Exercise description: Give the entries again exactly; drop the pictures.

Data section:
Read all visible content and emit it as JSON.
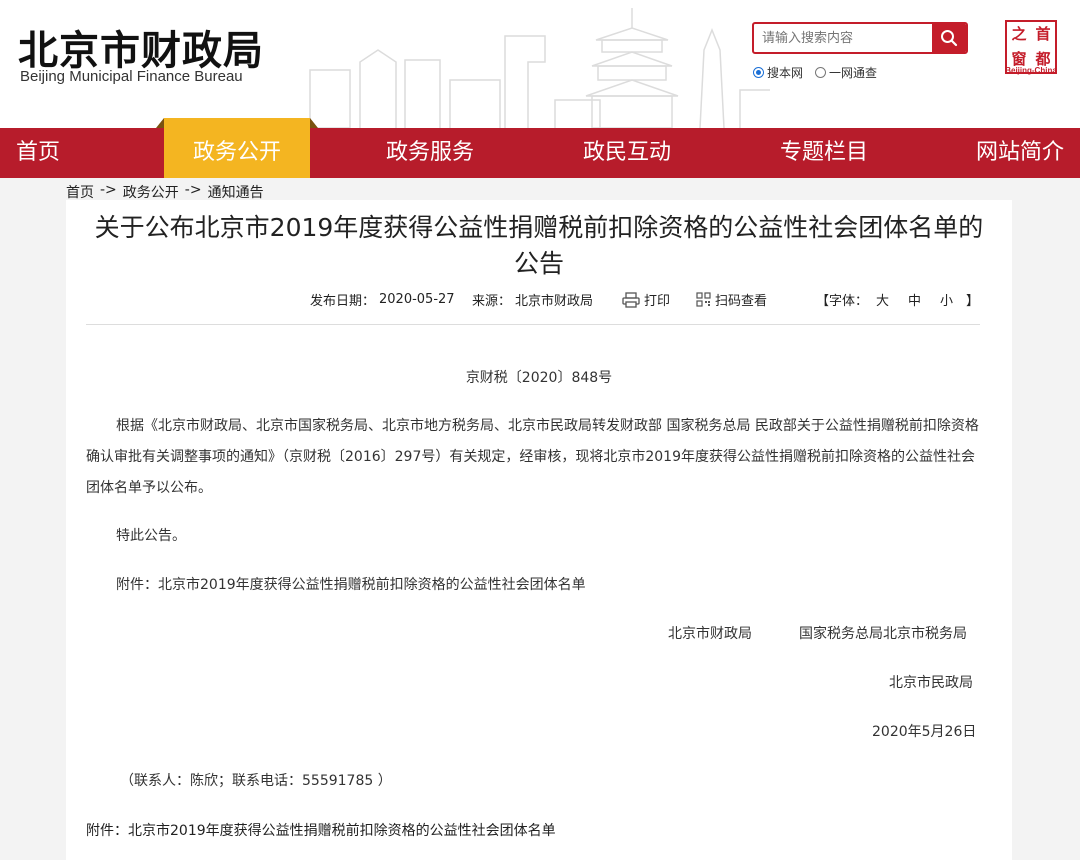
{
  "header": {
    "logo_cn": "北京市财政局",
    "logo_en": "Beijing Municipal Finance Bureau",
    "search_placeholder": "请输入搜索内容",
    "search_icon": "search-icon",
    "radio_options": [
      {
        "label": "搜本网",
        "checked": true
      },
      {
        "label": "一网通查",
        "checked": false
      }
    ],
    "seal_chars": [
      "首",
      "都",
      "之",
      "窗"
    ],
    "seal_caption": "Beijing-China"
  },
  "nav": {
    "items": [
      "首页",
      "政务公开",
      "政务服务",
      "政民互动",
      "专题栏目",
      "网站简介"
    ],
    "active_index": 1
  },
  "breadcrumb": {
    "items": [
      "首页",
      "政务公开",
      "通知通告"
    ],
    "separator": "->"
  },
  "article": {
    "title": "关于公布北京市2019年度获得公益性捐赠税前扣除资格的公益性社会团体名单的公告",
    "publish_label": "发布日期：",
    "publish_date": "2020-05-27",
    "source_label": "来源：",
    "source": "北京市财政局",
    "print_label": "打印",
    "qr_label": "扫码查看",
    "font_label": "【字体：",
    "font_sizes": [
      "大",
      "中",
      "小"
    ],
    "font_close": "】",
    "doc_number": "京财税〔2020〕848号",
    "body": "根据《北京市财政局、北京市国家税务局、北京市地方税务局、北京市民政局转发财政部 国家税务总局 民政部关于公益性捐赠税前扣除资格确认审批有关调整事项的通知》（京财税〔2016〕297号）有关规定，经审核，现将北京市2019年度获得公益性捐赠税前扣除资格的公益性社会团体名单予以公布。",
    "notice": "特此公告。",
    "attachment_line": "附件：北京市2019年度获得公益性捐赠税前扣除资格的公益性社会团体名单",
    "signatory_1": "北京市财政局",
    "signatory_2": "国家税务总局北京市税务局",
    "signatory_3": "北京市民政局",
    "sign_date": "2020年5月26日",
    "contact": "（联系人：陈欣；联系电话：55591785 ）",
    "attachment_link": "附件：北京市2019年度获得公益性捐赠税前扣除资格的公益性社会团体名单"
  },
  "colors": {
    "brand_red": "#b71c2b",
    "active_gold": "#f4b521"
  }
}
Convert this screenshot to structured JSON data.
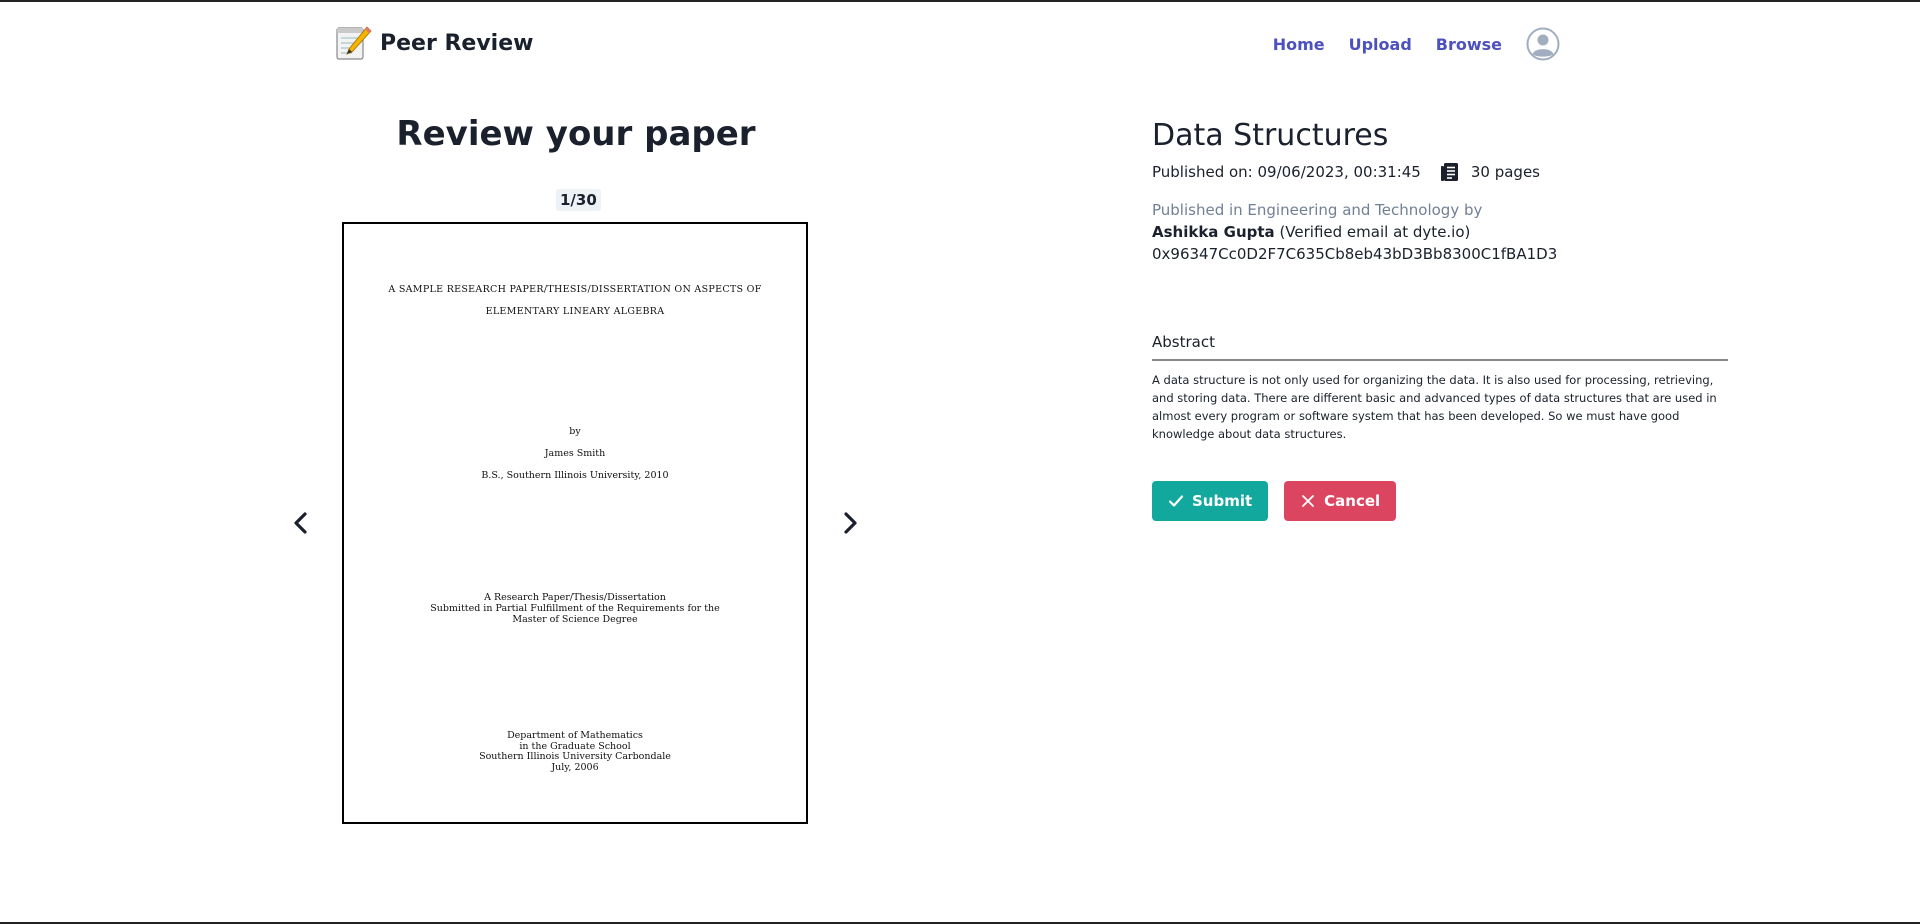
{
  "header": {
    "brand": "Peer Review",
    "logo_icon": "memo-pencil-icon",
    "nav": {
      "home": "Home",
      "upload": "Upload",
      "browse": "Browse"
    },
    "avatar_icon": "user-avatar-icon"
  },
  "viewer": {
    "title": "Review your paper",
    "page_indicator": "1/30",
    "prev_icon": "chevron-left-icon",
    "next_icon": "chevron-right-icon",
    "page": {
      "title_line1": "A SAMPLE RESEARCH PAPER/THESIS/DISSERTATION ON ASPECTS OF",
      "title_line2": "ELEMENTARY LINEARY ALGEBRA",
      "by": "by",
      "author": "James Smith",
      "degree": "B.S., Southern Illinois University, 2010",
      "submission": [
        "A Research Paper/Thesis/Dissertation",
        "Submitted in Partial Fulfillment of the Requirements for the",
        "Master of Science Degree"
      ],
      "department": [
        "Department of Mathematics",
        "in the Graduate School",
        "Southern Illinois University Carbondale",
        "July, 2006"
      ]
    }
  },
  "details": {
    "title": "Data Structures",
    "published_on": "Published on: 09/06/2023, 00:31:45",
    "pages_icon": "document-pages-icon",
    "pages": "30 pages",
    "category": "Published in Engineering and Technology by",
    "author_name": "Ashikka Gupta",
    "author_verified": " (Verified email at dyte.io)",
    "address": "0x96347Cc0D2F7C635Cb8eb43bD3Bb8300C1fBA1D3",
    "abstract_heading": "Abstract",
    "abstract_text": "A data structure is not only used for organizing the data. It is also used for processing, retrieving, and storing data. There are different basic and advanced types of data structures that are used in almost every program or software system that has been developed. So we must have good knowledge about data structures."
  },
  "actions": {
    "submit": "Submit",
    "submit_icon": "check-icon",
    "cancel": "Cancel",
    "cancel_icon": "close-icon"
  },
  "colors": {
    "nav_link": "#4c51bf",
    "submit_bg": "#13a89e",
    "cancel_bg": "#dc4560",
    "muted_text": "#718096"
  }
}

Answer to this task:
Read all visible content and emit it as JSON.
{
  "header": {
    "logo_cn": "北京市财政局",
    "logo_en": "Beijing Municipal Finance Bureau",
    "search_placeholder": "请输入搜索内容",
    "search_icon": "search-icon",
    "radio_options": [
      {
        "label": "搜本网",
        "checked": true
      },
      {
        "label": "一网通查",
        "checked": false
      }
    ],
    "seal_chars": [
      "首",
      "都",
      "之",
      "窗"
    ],
    "seal_caption": "Beijing-China"
  },
  "nav": {
    "items": [
      "首页",
      "政务公开",
      "政务服务",
      "政民互动",
      "专题栏目",
      "网站简介"
    ],
    "active_index": 1
  },
  "breadcrumb": {
    "items": [
      "首页",
      "政务公开",
      "通知通告"
    ],
    "separator": "->"
  },
  "article": {
    "title": "关于公布北京市2019年度获得公益性捐赠税前扣除资格的公益性社会团体名单的公告",
    "publish_label": "发布日期：",
    "publish_date": "2020-05-27",
    "source_label": "来源：",
    "source": "北京市财政局",
    "print_label": "打印",
    "qr_label": "扫码查看",
    "font_label": "【字体：",
    "font_sizes": [
      "大",
      "中",
      "小"
    ],
    "font_close": "】",
    "doc_number": "京财税〔2020〕848号",
    "body": "根据《北京市财政局、北京市国家税务局、北京市地方税务局、北京市民政局转发财政部 国家税务总局 民政部关于公益性捐赠税前扣除资格确认审批有关调整事项的通知》（京财税〔2016〕297号）有关规定，经审核，现将北京市2019年度获得公益性捐赠税前扣除资格的公益性社会团体名单予以公布。",
    "notice": "特此公告。",
    "attachment_line": "附件：北京市2019年度获得公益性捐赠税前扣除资格的公益性社会团体名单",
    "signatory_1": "北京市财政局",
    "signatory_2": "国家税务总局北京市税务局",
    "signatory_3": "北京市民政局",
    "sign_date": "2020年5月26日",
    "contact": "（联系人：陈欣；联系电话：55591785 ）",
    "attachment_link": "附件：北京市2019年度获得公益性捐赠税前扣除资格的公益性社会团体名单"
  },
  "colors": {
    "brand_red": "#b71c2b",
    "active_gold": "#f4b521"
  }
}
Convert this screenshot to structured JSON data.
{
  "header": {
    "brand": "Peer Review",
    "logo_icon": "memo-pencil-icon",
    "nav": {
      "home": "Home",
      "upload": "Upload",
      "browse": "Browse"
    },
    "avatar_icon": "user-avatar-icon"
  },
  "viewer": {
    "title": "Review your paper",
    "page_indicator": "1/30",
    "prev_icon": "chevron-left-icon",
    "next_icon": "chevron-right-icon",
    "page": {
      "title_line1": "A SAMPLE RESEARCH PAPER/THESIS/DISSERTATION ON ASPECTS OF",
      "title_line2": "ELEMENTARY LINEARY ALGEBRA",
      "by": "by",
      "author": "James Smith",
      "degree": "B.S., Southern Illinois University, 2010",
      "submission": [
        "A Research Paper/Thesis/Dissertation",
        "Submitted in Partial Fulfillment of the Requirements for the",
        "Master of Science Degree"
      ],
      "department": [
        "Department of Mathematics",
        "in the Graduate School",
        "Southern Illinois University Carbondale",
        "July, 2006"
      ]
    }
  },
  "details": {
    "title": "Data Structures",
    "published_on": "Published on: 09/06/2023, 00:31:45",
    "pages_icon": "document-pages-icon",
    "pages": "30 pages",
    "category": "Published in Engineering and Technology by",
    "author_name": "Ashikka Gupta",
    "author_verified": " (Verified email at dyte.io)",
    "address": "0x96347Cc0D2F7C635Cb8eb43bD3Bb8300C1fBA1D3",
    "abstract_heading": "Abstract",
    "abstract_text": "A data structure is not only used for organizing the data. It is also used for processing, retrieving, and storing data. There are different basic and advanced types of data structures that are used in almost every program or software system that has been developed. So we must have good knowledge about data structures."
  },
  "actions": {
    "submit": "Submit",
    "submit_icon": "check-icon",
    "cancel": "Cancel",
    "cancel_icon": "close-icon"
  },
  "colors": {
    "nav_link": "#4c51bf",
    "submit_bg": "#13a89e",
    "cancel_bg": "#dc4560",
    "muted_text": "#718096"
  }
}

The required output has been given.